→ Exercise goal:
Print the listing below exactly.
((
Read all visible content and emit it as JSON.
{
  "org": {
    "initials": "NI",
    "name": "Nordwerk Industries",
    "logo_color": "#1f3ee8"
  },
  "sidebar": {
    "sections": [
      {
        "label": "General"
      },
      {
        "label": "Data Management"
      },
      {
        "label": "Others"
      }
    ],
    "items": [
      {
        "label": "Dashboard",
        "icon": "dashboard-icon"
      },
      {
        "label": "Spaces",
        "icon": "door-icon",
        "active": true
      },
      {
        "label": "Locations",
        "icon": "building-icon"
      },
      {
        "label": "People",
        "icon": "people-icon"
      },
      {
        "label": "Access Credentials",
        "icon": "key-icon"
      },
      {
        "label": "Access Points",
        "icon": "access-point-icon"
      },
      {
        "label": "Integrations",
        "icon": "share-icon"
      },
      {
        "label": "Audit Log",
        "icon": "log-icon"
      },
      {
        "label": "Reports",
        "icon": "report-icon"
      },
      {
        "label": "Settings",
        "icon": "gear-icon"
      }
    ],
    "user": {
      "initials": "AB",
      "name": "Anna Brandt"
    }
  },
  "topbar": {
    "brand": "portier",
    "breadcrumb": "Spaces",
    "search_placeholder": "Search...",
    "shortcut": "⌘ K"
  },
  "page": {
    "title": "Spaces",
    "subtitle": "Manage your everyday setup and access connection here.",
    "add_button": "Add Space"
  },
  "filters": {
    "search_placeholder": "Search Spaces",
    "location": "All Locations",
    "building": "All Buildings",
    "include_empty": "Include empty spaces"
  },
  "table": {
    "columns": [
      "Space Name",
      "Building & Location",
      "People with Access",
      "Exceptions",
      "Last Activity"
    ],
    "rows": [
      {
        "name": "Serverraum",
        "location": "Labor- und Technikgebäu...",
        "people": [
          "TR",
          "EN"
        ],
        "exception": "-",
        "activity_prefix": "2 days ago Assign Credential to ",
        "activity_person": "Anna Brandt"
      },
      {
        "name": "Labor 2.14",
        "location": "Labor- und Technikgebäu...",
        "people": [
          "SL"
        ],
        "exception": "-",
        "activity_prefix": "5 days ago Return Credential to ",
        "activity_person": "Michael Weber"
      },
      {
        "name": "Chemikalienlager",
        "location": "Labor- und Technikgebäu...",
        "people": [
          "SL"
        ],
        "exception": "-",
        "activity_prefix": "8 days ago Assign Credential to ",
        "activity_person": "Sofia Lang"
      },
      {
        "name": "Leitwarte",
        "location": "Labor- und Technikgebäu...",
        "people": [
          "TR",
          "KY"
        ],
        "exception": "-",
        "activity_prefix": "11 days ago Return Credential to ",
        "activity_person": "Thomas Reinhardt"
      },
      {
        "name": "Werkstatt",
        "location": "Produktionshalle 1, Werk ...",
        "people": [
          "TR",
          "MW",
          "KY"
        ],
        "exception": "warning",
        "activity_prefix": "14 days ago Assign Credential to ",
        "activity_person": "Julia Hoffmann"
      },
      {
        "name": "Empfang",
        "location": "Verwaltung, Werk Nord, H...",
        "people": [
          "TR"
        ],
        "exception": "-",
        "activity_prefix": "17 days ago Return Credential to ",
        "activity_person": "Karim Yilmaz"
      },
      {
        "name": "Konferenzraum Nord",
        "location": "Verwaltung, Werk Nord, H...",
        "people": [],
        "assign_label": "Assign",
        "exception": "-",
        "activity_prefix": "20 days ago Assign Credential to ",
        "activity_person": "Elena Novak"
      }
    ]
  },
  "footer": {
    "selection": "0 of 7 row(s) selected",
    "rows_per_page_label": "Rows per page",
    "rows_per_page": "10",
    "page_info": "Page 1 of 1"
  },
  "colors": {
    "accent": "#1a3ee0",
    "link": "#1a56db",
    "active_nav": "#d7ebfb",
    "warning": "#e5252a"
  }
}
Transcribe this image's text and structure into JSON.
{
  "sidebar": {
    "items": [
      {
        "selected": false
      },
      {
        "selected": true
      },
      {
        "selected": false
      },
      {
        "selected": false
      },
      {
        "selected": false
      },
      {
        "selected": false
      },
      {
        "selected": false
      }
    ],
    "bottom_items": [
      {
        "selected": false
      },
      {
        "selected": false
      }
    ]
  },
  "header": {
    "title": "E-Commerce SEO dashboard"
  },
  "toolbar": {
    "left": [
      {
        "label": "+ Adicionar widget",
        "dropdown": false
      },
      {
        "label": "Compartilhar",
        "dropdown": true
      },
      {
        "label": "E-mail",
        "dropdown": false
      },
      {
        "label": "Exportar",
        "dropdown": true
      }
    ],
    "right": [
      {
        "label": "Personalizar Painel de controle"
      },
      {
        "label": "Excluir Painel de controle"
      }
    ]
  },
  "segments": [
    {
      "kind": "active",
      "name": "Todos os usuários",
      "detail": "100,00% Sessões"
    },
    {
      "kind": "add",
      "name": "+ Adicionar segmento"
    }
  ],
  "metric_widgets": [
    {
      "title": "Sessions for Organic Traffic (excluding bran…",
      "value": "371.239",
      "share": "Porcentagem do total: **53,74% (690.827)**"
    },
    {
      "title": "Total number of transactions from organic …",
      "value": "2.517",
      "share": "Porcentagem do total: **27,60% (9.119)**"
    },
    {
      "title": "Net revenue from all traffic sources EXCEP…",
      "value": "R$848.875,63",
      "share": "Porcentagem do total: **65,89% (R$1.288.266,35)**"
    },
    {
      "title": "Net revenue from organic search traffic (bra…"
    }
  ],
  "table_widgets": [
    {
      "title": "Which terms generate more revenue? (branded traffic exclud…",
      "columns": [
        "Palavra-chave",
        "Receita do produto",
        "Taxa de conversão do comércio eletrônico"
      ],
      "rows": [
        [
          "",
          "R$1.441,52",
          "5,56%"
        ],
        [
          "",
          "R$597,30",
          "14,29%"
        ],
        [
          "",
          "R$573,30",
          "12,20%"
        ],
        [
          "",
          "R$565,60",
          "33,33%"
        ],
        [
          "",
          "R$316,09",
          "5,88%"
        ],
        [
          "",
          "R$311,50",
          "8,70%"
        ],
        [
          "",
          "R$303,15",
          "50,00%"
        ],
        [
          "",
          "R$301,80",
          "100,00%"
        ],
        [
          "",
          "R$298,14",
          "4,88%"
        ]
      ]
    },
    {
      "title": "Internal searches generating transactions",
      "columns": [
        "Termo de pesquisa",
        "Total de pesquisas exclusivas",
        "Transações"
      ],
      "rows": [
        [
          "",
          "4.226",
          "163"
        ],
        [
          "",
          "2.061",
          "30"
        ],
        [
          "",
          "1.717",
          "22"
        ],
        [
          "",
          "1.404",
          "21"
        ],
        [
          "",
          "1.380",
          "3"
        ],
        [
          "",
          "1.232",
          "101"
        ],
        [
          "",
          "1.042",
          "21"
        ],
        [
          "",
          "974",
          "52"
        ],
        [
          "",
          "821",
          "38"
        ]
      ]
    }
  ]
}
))
→ Response area:
Read all visible content and emit it as JSON.
{
  "org": {
    "initials": "NI",
    "name": "Nordwerk Industries",
    "logo_color": "#1f3ee8"
  },
  "sidebar": {
    "sections": [
      {
        "label": "General"
      },
      {
        "label": "Data Management"
      },
      {
        "label": "Others"
      }
    ],
    "items": [
      {
        "label": "Dashboard",
        "icon": "dashboard-icon"
      },
      {
        "label": "Spaces",
        "icon": "door-icon",
        "active": true
      },
      {
        "label": "Locations",
        "icon": "building-icon"
      },
      {
        "label": "People",
        "icon": "people-icon"
      },
      {
        "label": "Access Credentials",
        "icon": "key-icon"
      },
      {
        "label": "Access Points",
        "icon": "access-point-icon"
      },
      {
        "label": "Integrations",
        "icon": "share-icon"
      },
      {
        "label": "Audit Log",
        "icon": "log-icon"
      },
      {
        "label": "Reports",
        "icon": "report-icon"
      },
      {
        "label": "Settings",
        "icon": "gear-icon"
      }
    ],
    "user": {
      "initials": "AB",
      "name": "Anna Brandt"
    }
  },
  "topbar": {
    "brand": "portier",
    "breadcrumb": "Spaces",
    "search_placeholder": "Search...",
    "shortcut": "⌘ K"
  },
  "page": {
    "title": "Spaces",
    "subtitle": "Manage your everyday setup and access connection here.",
    "add_button": "Add Space"
  },
  "filters": {
    "search_placeholder": "Search Spaces",
    "location": "All Locations",
    "building": "All Buildings",
    "include_empty": "Include empty spaces"
  },
  "table": {
    "columns": [
      "Space Name",
      "Building & Location",
      "People with Access",
      "Exceptions",
      "Last Activity"
    ],
    "rows": [
      {
        "name": "Serverraum",
        "location": "Labor- und Technikgebäu...",
        "people": [
          "TR",
          "EN"
        ],
        "exception": "-",
        "activity_prefix": "2 days ago Assign Credential to ",
        "activity_person": "Anna Brandt"
      },
      {
        "name": "Labor 2.14",
        "location": "Labor- und Technikgebäu...",
        "people": [
          "SL"
        ],
        "exception": "-",
        "activity_prefix": "5 days ago Return Credential to ",
        "activity_person": "Michael Weber"
      },
      {
        "name": "Chemikalienlager",
        "location": "Labor- und Technikgebäu...",
        "people": [
          "SL"
        ],
        "exception": "-",
        "activity_prefix": "8 days ago Assign Credential to ",
        "activity_person": "Sofia Lang"
      },
      {
        "name": "Leitwarte",
        "location": "Labor- und Technikgebäu...",
        "people": [
          "TR",
          "KY"
        ],
        "exception": "-",
        "activity_prefix": "11 days ago Return Credential to ",
        "activity_person": "Thomas Reinhardt"
      },
      {
        "name": "Werkstatt",
        "location": "Produktionshalle 1, Werk ...",
        "people": [
          "TR",
          "MW",
          "KY"
        ],
        "exception": "warning",
        "activity_prefix": "14 days ago Assign Credential to ",
        "activity_person": "Julia Hoffmann"
      },
      {
        "name": "Empfang",
        "location": "Verwaltung, Werk Nord, H...",
        "people": [
          "TR"
        ],
        "exception": "-",
        "activity_prefix": "17 days ago Return Credential to ",
        "activity_person": "Karim Yilmaz"
      },
      {
        "name": "Konferenzraum Nord",
        "location": "Verwaltung, Werk Nord, H...",
        "people": [],
        "assign_label": "Assign",
        "exception": "-",
        "activity_prefix": "20 days ago Assign Credential to ",
        "activity_person": "Elena Novak"
      }
    ]
  },
  "footer": {
    "selection": "0 of 7 row(s) selected",
    "rows_per_page_label": "Rows per page",
    "rows_per_page": "10",
    "page_info": "Page 1 of 1"
  },
  "colors": {
    "accent": "#1a3ee0",
    "link": "#1a56db",
    "active_nav": "#d7ebfb",
    "warning": "#e5252a"
  }
}
Transcribe this image's text and structure into JSON.
{
  "sidebar": {
    "items": [
      {
        "selected": false
      },
      {
        "selected": true
      },
      {
        "selected": false
      },
      {
        "selected": false
      },
      {
        "selected": false
      },
      {
        "selected": false
      },
      {
        "selected": false
      }
    ],
    "bottom_items": [
      {
        "selected": false
      },
      {
        "selected": false
      }
    ]
  },
  "header": {
    "title": "E-Commerce SEO dashboard"
  },
  "toolbar": {
    "left": [
      {
        "label": "+ Adicionar widget",
        "dropdown": false
      },
      {
        "label": "Compartilhar",
        "dropdown": true
      },
      {
        "label": "E-mail",
        "dropdown": false
      },
      {
        "label": "Exportar",
        "dropdown": true
      }
    ],
    "right": [
      {
        "label": "Personalizar Painel de controle"
      },
      {
        "label": "Excluir Painel de controle"
      }
    ]
  },
  "segments": [
    {
      "kind": "active",
      "name": "Todos os usuários",
      "detail": "100,00% Sessões"
    },
    {
      "kind": "add",
      "name": "+ Adicionar segmento"
    }
  ],
  "metric_widgets": [
    {
      "title": "Sessions for Organic Traffic (excluding bran…",
      "value": "371.239",
      "share": "Porcentagem do total: **53,74% (690.827)**"
    },
    {
      "title": "Total number of transactions from organic …",
      "value": "2.517",
      "share": "Porcentagem do total: **27,60% (9.119)**"
    },
    {
      "title": "Net revenue from all traffic sources EXCEP…",
      "value": "R$848.875,63",
      "share": "Porcentagem do total: **65,89% (R$1.288.266,35)**"
    },
    {
      "title": "Net revenue from organic search traffic (bra…"
    }
  ],
  "table_widgets": [
    {
      "title": "Which terms generate more revenue? (branded traffic exclud…",
      "columns": [
        "Palavra-chave",
        "Receita do produto",
        "Taxa de conversão do comércio eletrônico"
      ],
      "rows": [
        [
          "",
          "R$1.441,52",
          "5,56%"
        ],
        [
          "",
          "R$597,30",
          "14,29%"
        ],
        [
          "",
          "R$573,30",
          "12,20%"
        ],
        [
          "",
          "R$565,60",
          "33,33%"
        ],
        [
          "",
          "R$316,09",
          "5,88%"
        ],
        [
          "",
          "R$311,50",
          "8,70%"
        ],
        [
          "",
          "R$303,15",
          "50,00%"
        ],
        [
          "",
          "R$301,80",
          "100,00%"
        ],
        [
          "",
          "R$298,14",
          "4,88%"
        ]
      ]
    },
    {
      "title": "Internal searches generating transactions",
      "columns": [
        "Termo de pesquisa",
        "Total de pesquisas exclusivas",
        "Transações"
      ],
      "rows": [
        [
          "",
          "4.226",
          "163"
        ],
        [
          "",
          "2.061",
          "30"
        ],
        [
          "",
          "1.717",
          "22"
        ],
        [
          "",
          "1.404",
          "21"
        ],
        [
          "",
          "1.380",
          "3"
        ],
        [
          "",
          "1.232",
          "101"
        ],
        [
          "",
          "1.042",
          "21"
        ],
        [
          "",
          "974",
          "52"
        ],
        [
          "",
          "821",
          "38"
        ]
      ]
    }
  ]
}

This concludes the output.